> [Work item]: Find each line below that includes "time", then copy it.

> [Data provided]:
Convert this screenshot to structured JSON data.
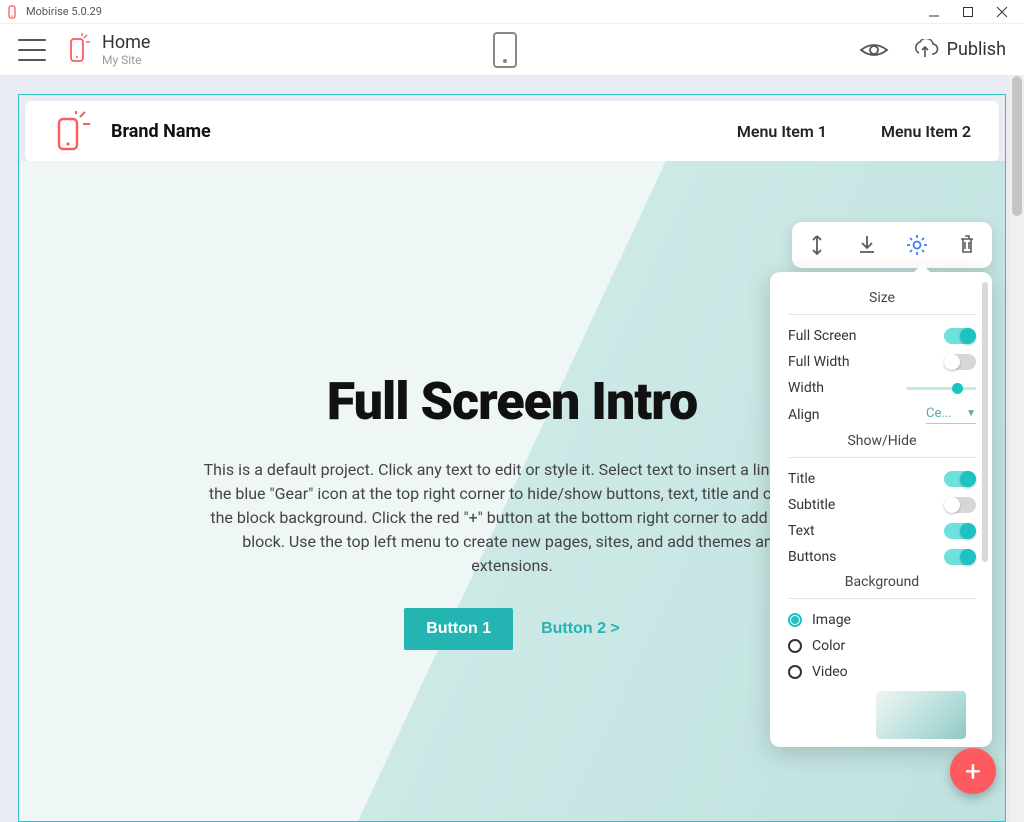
{
  "titlebar": {
    "title": "Mobirise 5.0.29"
  },
  "toolbar": {
    "page_name": "Home",
    "site_name": "My Site",
    "publish_label": "Publish"
  },
  "site_header": {
    "brand": "Brand Name",
    "menu": [
      "Menu Item 1",
      "Menu Item 2"
    ]
  },
  "hero": {
    "title": "Full Screen Intro",
    "desc": "This is a default project. Click any text to edit or style it. Select text to insert a link. Click the blue \"Gear\" icon at the top right corner to hide/show buttons, text, title and change the block background. Click the red \"+\" button at the bottom right corner to add a new block. Use the top left menu to create new pages, sites, and add themes and extensions.",
    "button1": "Button 1",
    "button2": "Button 2 >"
  },
  "panel": {
    "sections": {
      "size": {
        "title": "Size",
        "full_screen": "Full Screen",
        "full_width": "Full Width",
        "width": "Width",
        "align": "Align",
        "align_value": "Ce..."
      },
      "showhide": {
        "title": "Show/Hide",
        "title_toggle": "Title",
        "subtitle": "Subtitle",
        "text": "Text",
        "buttons": "Buttons"
      },
      "background": {
        "title": "Background",
        "image": "Image",
        "color": "Color",
        "video": "Video"
      }
    },
    "values": {
      "full_screen": true,
      "full_width": false,
      "title_on": true,
      "subtitle_on": false,
      "text_on": true,
      "buttons_on": true,
      "bg_selected": "image"
    }
  }
}
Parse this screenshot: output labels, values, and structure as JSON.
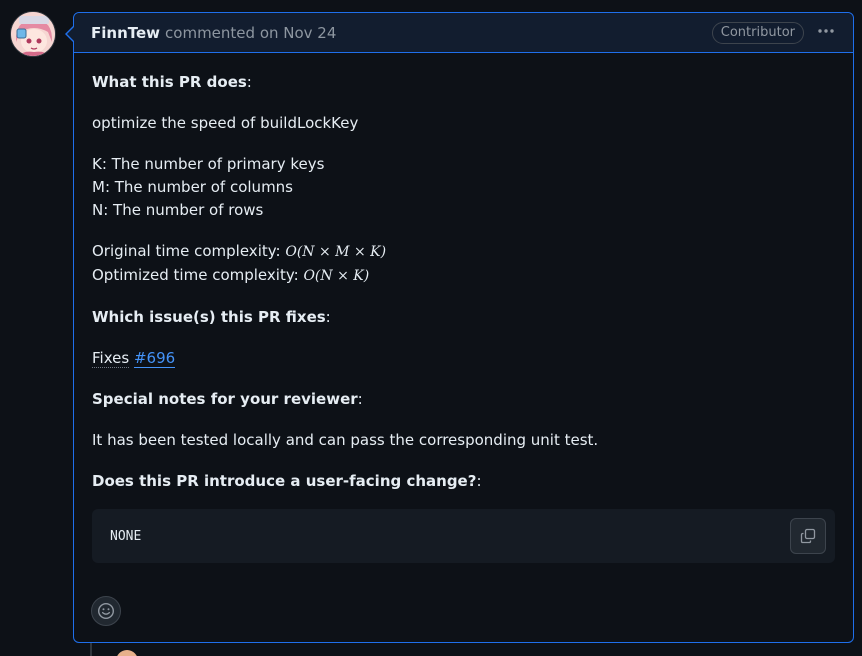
{
  "comment": {
    "author": "FinnTew",
    "meta": "commented on Nov 24",
    "badge": "Contributor",
    "menu_icon": "kebab-horizontal-icon"
  },
  "body": {
    "h1": "What this PR does",
    "colon": ":",
    "summary": "optimize the speed of buildLockKey",
    "defs": [
      "K: The number of primary keys",
      "M: The number of columns",
      "N: The number of rows"
    ],
    "original_label": "Original time complexity: ",
    "original_expr": "O(N × M × K)",
    "optimized_label": "Optimized time complexity: ",
    "optimized_expr": "O(N × K)",
    "h2": "Which issue(s) this PR fixes",
    "fixes_word": "Fixes",
    "issue_ref": "#696",
    "h3": "Special notes for your reviewer",
    "notes": "It has been tested locally and can pass the corresponding unit test.",
    "h4": "Does this PR introduce a user-facing change?",
    "code": "NONE"
  },
  "icons": {
    "copy": "copy-icon",
    "reaction": "smiley-icon"
  },
  "colors": {
    "accent": "#1f6feb",
    "link": "#4493f8",
    "background": "#0d1117"
  }
}
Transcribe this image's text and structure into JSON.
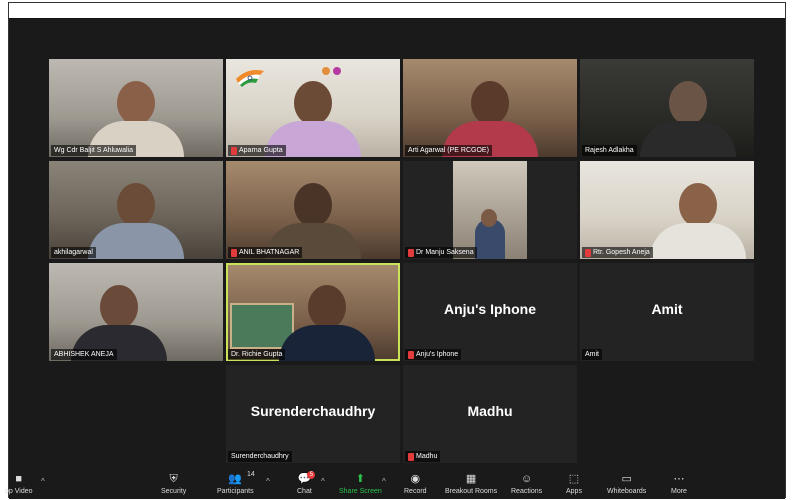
{
  "participants": [
    {
      "name": "Wg Cdr Baljit S Ahluwalia",
      "muted": false
    },
    {
      "name": "Aparna Gupta",
      "muted": true
    },
    {
      "name": "Arti Agarwal (PE RCGOE)",
      "muted": false
    },
    {
      "name": "Rajesh Adlakha",
      "muted": false
    },
    {
      "name": "akhilagarwal",
      "muted": false
    },
    {
      "name": "ANIL BHATNAGAR",
      "muted": true
    },
    {
      "name": "Dr Manju Saksena",
      "muted": true
    },
    {
      "name": "Rtr. Gopesh Aneja",
      "muted": true
    },
    {
      "name": "ABHISHEK ANEJA",
      "muted": false
    },
    {
      "name": "Dr. Richie Gupta",
      "muted": false
    },
    {
      "name": "Anju's Iphone",
      "display": "Anju's Iphone",
      "muted": true
    },
    {
      "name": "Amit",
      "display": "Amit",
      "muted": false
    },
    {
      "name": "Surenderchaudhry",
      "display": "Surenderchaudhry",
      "muted": false
    },
    {
      "name": "Madhu",
      "display": "Madhu",
      "muted": true
    }
  ],
  "toolbar": {
    "video": "op Video",
    "security": "Security",
    "participants": "Participants",
    "participants_count": "14",
    "chat": "Chat",
    "chat_badge": "5",
    "share": "Share Screen",
    "record": "Record",
    "breakout": "Breakout Rooms",
    "reactions": "Reactions",
    "apps": "Apps",
    "whiteboards": "Whiteboards",
    "more": "More"
  },
  "colors": {
    "active_speaker": "#c9e25a",
    "share_green": "#2bc04a",
    "muted_red": "#e23b3b"
  }
}
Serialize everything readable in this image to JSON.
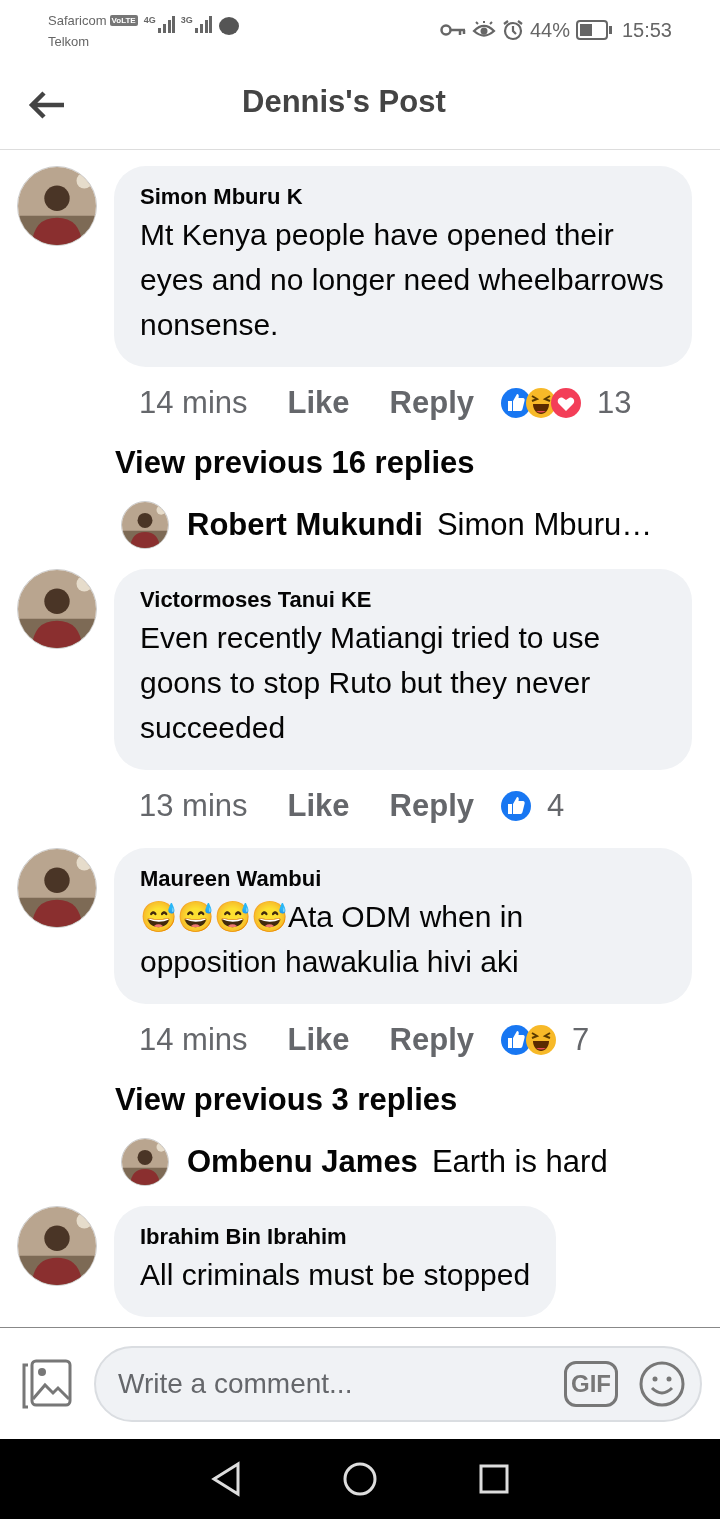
{
  "status_bar": {
    "carrier_1": "Safaricom",
    "volte": "VoLTE",
    "network_1": "4G",
    "carrier_2": "Telkom",
    "network_2": "3G",
    "battery": "44%",
    "time": "15:53"
  },
  "header": {
    "title": "Dennis's Post"
  },
  "feed": [
    {
      "kind": "comment",
      "name": "Simon Mburu K",
      "text": "Mt Kenya people have opened their eyes and no longer need wheelbarrows nonsense.",
      "time": "14 mins",
      "like": "Like",
      "reply": "Reply",
      "reactions": [
        {
          "kind": "like"
        },
        {
          "kind": "haha"
        },
        {
          "kind": "love"
        }
      ],
      "count": "13"
    },
    {
      "kind": "more",
      "label": "View previous 16 replies"
    },
    {
      "kind": "reply",
      "name": "Robert Mukundi",
      "text": "Simon Mburu…"
    },
    {
      "kind": "comment",
      "name": "Victormoses Tanui KE",
      "text": "Even recently Matiangi tried to use goons to stop Ruto but they never succeeded",
      "time": "13 mins",
      "like": "Like",
      "reply": "Reply",
      "reactions": [
        {
          "kind": "like"
        }
      ],
      "count": "4"
    },
    {
      "kind": "comment",
      "name": "Maureen Wambui",
      "text": "😅😅😅😅Ata ODM when in opposition hawakulia hivi aki",
      "time": "14 mins",
      "like": "Like",
      "reply": "Reply",
      "reactions": [
        {
          "kind": "like"
        },
        {
          "kind": "haha"
        }
      ],
      "count": "7"
    },
    {
      "kind": "more",
      "label": "View previous 3 replies"
    },
    {
      "kind": "reply",
      "name": "Ombenu James",
      "text": "Earth is hard"
    },
    {
      "kind": "comment",
      "name": "Ibrahim Bin Ibrahim",
      "text": "All criminals must be stopped"
    }
  ],
  "composer": {
    "placeholder": "Write a comment...",
    "gif": "GIF"
  }
}
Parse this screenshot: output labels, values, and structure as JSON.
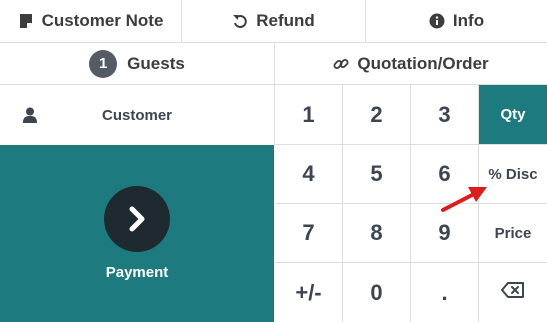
{
  "top_bar": {
    "customer_note": "Customer Note",
    "refund": "Refund",
    "info": "Info"
  },
  "second_bar": {
    "guests_count": "1",
    "guests_label": "Guests",
    "quotation_order": "Quotation/Order"
  },
  "customer": {
    "label": "Customer"
  },
  "payment": {
    "label": "Payment"
  },
  "numpad": {
    "keys": [
      "1",
      "2",
      "3",
      "4",
      "5",
      "6",
      "7",
      "8",
      "9",
      "+/-",
      "0",
      "."
    ],
    "modes": [
      "Qty",
      "% Disc",
      "Price"
    ],
    "active_mode": "Qty"
  },
  "icons": {
    "customer_note": "note-icon",
    "refund": "undo-icon",
    "info": "info-circle-icon",
    "quotation_order": "link-icon",
    "customer": "user-icon",
    "payment": "chevron-right-icon",
    "backspace": "backspace-icon",
    "annotation": "red-arrow-icon"
  },
  "colors": {
    "accent": "#1d7b7f",
    "payment_button": "#1f2a30",
    "annotation_arrow": "#e01b1b"
  }
}
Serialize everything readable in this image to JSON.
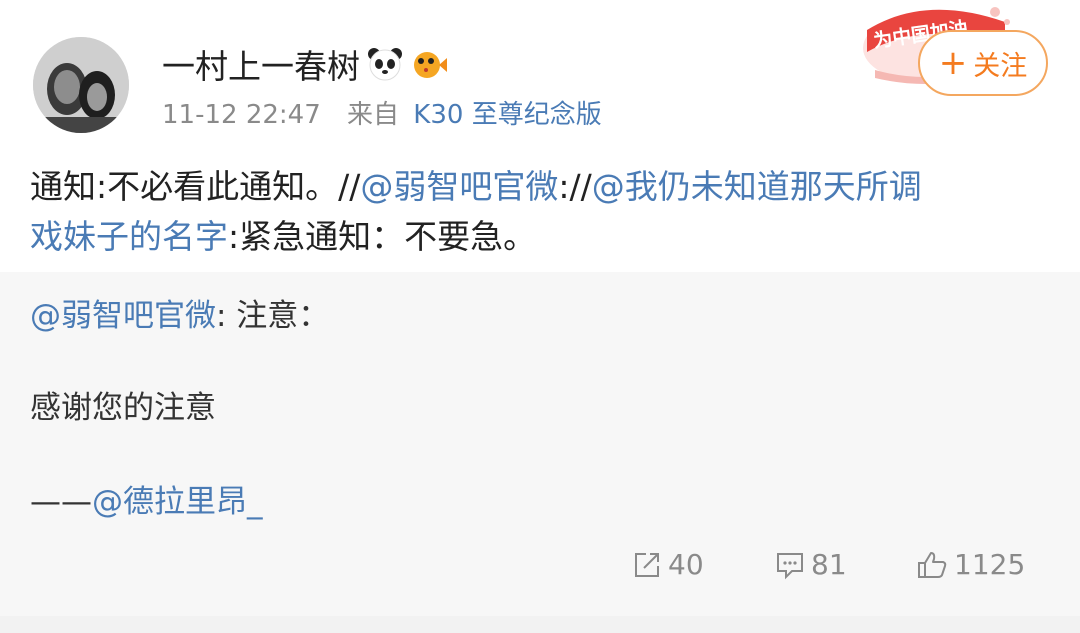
{
  "user": {
    "name": "一村上一春树",
    "time": "11-12 22:47",
    "source_prefix": "来自",
    "source": "K30 至尊纪念版"
  },
  "badge": {
    "text": "为中国加油"
  },
  "follow_label": "关注",
  "post": {
    "p1": "通知:不必看此通知。//",
    "mention1": "@弱智吧官微",
    "p2": "://",
    "mention2_line1": "@我仍未知道那天所调",
    "mention2_line2": "戏妹子的名字",
    "p3": ":紧急通知：不要急。"
  },
  "retweet": {
    "mention": "@弱智吧官微",
    "heading": ": 注意：",
    "body": "感谢您的注意",
    "dash": "——",
    "credit": "@德拉里昂_"
  },
  "actions": {
    "repost": "40",
    "comment": "81",
    "like": "1125"
  },
  "colors": {
    "link": "#4a7bb5",
    "follow": "#f47b1f",
    "gray": "#8a8a8a"
  }
}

> [Solution]:
    "original_label": "Original time complexity: ",
    "optimized_label": "Optimized time complexity: ",
    "time": "15:53"
      "time": "14 mins",
      "time": "13 mins",
      "time": "14 mins",
    "time": "11-12 22:47",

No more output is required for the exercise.